(Source data)
________

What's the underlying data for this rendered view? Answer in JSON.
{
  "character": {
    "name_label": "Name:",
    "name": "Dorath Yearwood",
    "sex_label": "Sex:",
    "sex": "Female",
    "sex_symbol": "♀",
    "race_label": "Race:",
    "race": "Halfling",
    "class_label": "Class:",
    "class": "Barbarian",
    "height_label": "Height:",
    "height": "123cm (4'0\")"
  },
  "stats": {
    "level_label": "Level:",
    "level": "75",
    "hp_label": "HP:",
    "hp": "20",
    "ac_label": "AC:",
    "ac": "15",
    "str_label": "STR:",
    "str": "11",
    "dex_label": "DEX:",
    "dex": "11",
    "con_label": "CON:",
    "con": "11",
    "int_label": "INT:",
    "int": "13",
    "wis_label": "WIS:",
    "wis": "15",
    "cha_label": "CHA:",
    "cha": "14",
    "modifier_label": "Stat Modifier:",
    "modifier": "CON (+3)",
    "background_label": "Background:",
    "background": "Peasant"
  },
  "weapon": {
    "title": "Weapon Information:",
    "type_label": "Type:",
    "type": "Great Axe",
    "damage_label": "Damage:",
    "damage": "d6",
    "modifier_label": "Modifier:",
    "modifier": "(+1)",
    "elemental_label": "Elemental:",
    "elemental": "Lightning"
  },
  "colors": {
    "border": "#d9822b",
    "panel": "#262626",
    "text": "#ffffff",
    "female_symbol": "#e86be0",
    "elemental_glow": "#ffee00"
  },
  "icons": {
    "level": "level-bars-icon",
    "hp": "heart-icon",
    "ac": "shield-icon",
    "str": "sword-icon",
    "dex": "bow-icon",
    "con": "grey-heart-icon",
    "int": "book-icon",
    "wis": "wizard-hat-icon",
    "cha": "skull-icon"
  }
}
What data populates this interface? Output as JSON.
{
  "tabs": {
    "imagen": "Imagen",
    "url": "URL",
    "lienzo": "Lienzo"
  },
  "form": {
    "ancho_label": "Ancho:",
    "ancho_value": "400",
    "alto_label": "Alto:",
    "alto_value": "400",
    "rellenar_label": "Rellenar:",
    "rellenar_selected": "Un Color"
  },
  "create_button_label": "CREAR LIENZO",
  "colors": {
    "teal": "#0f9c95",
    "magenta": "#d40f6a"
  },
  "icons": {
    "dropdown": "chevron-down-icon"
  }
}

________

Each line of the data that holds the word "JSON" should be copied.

What's the underlying data for this rendered view? Answer in JSON.
What data populates this interface? Output as JSON.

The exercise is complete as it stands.